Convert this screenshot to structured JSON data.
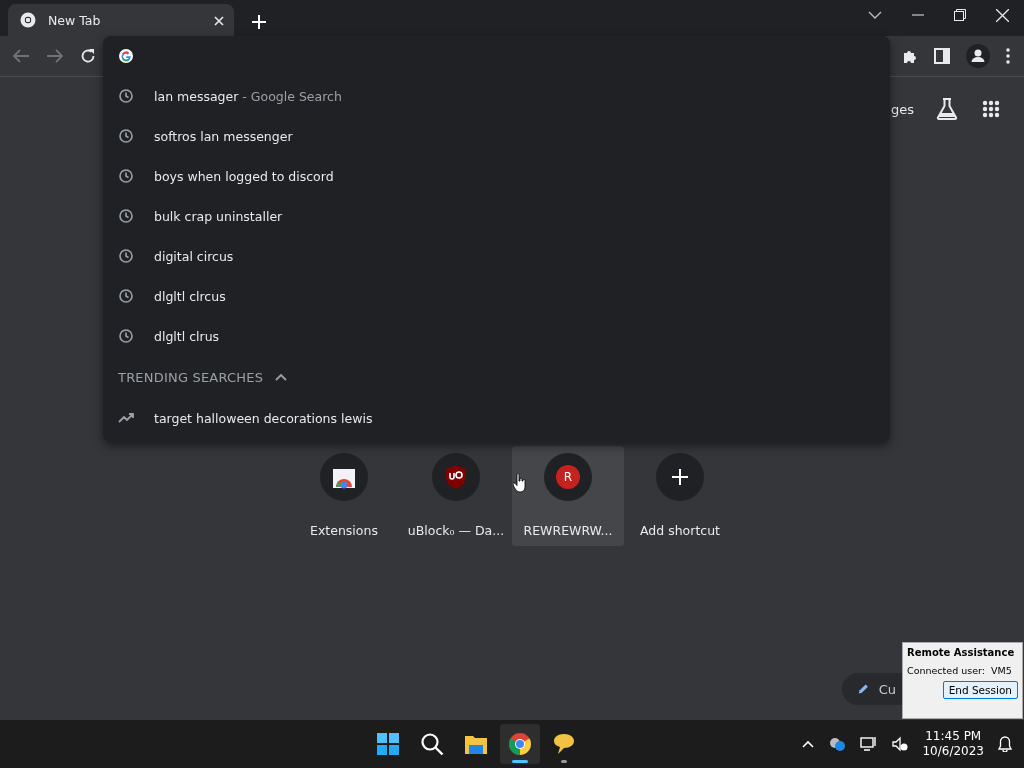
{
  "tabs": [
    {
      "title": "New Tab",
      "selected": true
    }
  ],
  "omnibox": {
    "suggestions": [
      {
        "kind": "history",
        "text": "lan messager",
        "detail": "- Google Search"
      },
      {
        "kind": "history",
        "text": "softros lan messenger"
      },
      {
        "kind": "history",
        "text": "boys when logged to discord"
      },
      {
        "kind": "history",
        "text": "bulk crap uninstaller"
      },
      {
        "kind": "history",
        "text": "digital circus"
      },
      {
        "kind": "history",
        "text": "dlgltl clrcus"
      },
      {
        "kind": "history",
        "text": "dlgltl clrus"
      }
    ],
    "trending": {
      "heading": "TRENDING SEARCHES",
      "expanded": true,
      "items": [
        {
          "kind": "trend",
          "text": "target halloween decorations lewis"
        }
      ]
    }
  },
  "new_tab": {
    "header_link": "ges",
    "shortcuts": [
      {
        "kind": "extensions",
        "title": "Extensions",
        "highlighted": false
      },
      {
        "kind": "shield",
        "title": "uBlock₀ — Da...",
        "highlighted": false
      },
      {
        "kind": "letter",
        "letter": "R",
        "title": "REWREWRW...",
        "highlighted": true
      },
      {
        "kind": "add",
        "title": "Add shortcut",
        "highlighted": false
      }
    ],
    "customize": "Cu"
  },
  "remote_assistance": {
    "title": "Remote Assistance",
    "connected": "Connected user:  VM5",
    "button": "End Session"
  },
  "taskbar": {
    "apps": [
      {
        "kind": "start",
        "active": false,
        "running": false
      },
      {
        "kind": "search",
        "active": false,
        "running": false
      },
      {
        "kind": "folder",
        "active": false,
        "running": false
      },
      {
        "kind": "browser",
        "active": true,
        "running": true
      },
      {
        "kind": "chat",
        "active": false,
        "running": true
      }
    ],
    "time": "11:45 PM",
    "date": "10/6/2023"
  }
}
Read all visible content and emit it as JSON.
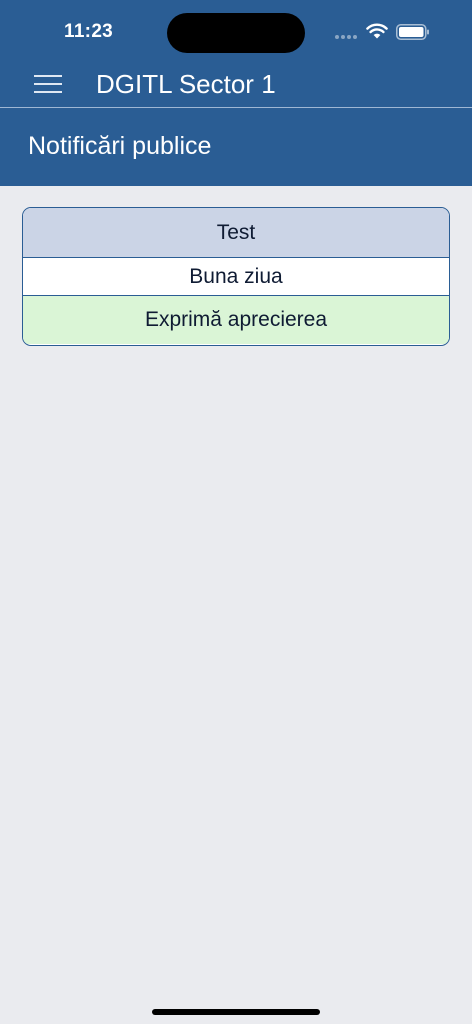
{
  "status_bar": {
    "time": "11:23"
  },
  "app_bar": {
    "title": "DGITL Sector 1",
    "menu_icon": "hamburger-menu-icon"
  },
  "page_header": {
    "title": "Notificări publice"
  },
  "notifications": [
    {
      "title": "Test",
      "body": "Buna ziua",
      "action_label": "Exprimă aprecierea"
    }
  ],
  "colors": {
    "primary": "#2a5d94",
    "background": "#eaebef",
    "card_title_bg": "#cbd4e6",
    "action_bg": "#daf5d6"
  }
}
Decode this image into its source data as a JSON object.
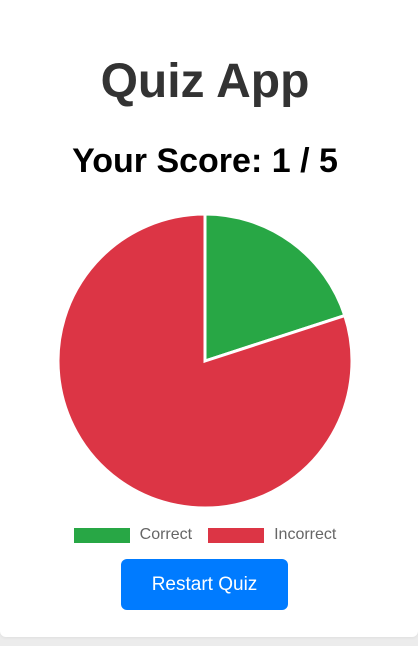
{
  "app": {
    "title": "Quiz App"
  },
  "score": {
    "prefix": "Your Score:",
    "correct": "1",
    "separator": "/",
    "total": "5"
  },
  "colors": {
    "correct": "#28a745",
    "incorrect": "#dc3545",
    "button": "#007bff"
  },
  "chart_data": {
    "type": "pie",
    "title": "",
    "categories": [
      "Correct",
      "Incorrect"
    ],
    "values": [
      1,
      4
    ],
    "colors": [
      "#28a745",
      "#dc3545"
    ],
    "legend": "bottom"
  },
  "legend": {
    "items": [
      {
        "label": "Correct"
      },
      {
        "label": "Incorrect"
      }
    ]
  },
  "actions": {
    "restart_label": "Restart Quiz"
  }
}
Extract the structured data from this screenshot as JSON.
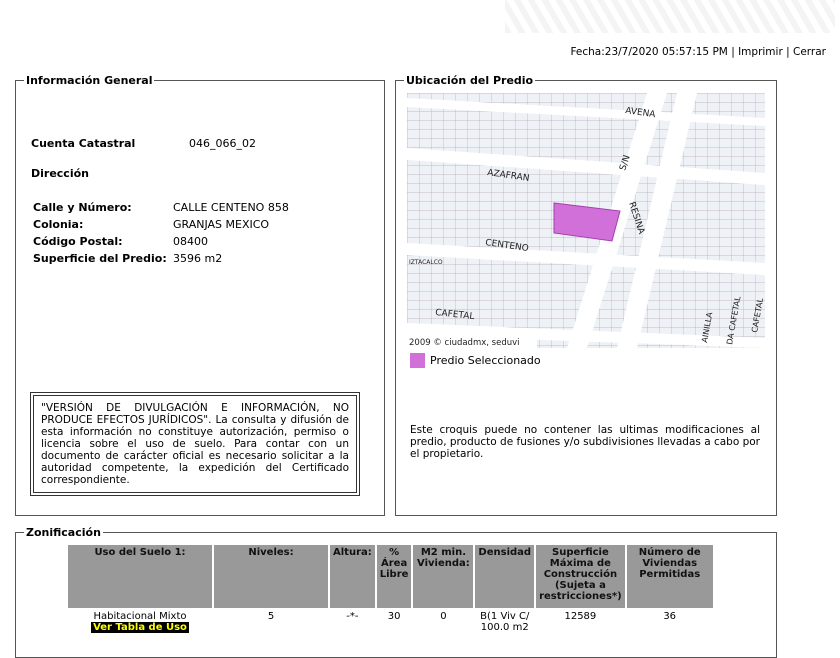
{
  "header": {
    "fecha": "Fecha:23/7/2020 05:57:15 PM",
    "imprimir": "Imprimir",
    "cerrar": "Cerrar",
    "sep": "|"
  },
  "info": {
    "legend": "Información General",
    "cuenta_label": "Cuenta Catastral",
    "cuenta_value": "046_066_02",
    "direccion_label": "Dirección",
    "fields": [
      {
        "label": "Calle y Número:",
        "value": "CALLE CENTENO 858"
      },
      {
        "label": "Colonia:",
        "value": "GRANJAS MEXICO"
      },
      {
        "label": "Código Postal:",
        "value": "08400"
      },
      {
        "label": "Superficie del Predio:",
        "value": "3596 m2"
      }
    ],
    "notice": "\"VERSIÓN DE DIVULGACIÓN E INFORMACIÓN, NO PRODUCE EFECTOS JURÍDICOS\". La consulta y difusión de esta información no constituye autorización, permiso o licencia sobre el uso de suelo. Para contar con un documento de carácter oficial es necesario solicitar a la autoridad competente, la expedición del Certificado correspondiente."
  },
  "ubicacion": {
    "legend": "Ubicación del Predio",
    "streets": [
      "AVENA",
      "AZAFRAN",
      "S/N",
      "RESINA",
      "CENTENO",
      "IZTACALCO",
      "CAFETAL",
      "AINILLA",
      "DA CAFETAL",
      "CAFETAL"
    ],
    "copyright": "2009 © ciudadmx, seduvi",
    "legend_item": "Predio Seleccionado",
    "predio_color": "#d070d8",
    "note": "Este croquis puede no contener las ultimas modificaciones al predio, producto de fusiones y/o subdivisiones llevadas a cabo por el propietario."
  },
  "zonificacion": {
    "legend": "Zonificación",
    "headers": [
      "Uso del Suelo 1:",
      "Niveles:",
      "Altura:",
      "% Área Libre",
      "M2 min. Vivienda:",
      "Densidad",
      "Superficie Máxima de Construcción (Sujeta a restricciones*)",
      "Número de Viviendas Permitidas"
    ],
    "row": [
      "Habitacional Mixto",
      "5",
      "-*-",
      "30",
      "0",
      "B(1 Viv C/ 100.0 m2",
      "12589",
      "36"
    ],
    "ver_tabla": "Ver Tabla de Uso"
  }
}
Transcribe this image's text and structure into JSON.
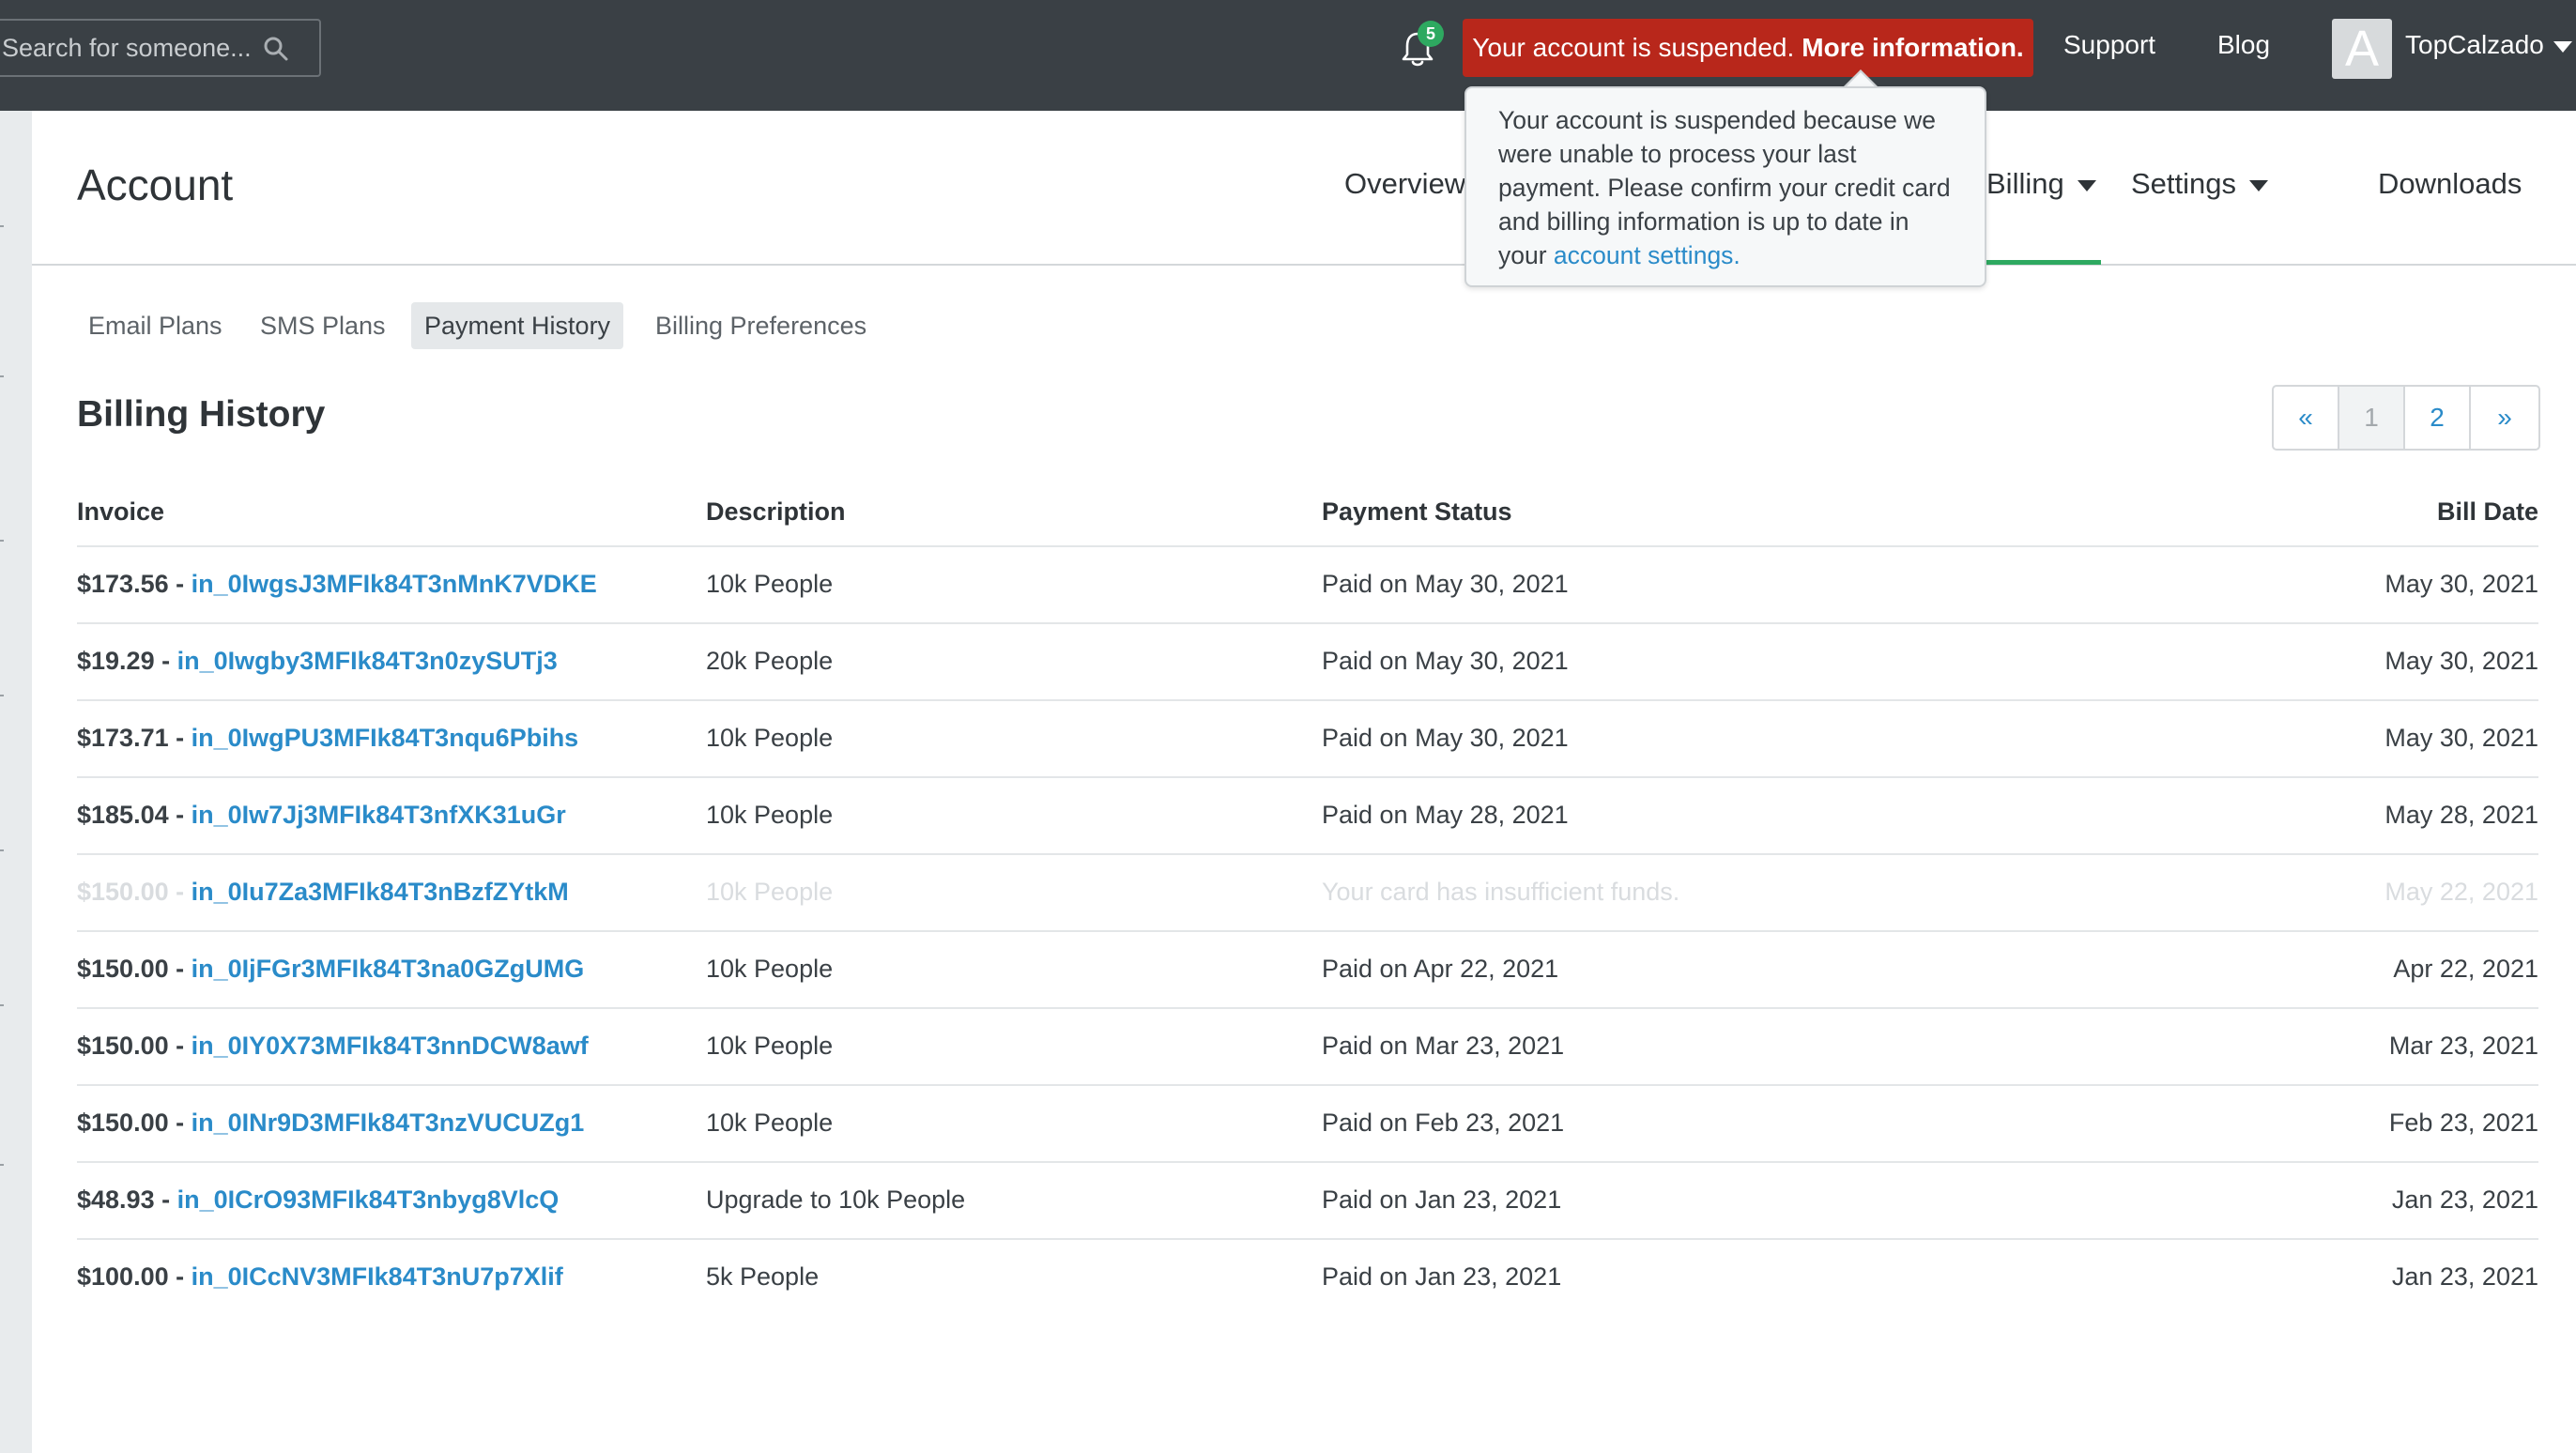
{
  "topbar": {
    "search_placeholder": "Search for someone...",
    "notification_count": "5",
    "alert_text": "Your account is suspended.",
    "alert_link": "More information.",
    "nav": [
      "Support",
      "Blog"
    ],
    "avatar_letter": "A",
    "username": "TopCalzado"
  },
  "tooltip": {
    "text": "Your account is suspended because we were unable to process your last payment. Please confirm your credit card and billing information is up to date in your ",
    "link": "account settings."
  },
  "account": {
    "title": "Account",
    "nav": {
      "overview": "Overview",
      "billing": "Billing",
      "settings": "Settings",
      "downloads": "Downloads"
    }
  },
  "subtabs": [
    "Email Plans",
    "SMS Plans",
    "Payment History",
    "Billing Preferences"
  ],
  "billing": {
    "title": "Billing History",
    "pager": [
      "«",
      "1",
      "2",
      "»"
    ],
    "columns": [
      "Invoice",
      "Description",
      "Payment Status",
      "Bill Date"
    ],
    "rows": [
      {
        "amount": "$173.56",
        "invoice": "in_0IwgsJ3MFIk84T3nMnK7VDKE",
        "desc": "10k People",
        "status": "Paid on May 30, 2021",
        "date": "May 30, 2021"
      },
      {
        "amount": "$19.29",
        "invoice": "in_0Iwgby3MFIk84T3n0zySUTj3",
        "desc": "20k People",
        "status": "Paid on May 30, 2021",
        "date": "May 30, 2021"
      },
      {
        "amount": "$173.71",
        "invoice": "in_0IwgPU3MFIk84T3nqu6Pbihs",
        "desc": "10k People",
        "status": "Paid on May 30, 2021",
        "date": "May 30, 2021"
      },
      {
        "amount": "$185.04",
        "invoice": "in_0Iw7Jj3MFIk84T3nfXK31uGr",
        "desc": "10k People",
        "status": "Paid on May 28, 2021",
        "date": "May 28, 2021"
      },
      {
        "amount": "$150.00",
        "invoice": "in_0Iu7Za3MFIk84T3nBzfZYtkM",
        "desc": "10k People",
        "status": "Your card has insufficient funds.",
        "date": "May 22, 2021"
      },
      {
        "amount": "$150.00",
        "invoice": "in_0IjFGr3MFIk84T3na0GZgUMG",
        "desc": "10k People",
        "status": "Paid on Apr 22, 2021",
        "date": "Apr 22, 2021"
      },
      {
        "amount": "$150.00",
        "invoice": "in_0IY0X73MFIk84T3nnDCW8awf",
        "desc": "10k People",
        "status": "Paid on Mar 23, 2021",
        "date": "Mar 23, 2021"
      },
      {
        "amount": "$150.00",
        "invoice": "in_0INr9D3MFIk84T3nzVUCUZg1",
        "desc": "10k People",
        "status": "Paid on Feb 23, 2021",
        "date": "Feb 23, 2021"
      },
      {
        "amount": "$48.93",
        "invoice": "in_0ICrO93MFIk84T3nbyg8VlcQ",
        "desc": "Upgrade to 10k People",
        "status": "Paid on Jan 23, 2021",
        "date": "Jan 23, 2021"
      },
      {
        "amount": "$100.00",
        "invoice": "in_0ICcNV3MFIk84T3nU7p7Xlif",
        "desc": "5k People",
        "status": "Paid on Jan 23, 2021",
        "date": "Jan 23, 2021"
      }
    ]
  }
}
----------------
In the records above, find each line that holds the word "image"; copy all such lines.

Solution
Decode this image into its source data as a JSON object.
Transcribe this image's text and structure into JSON.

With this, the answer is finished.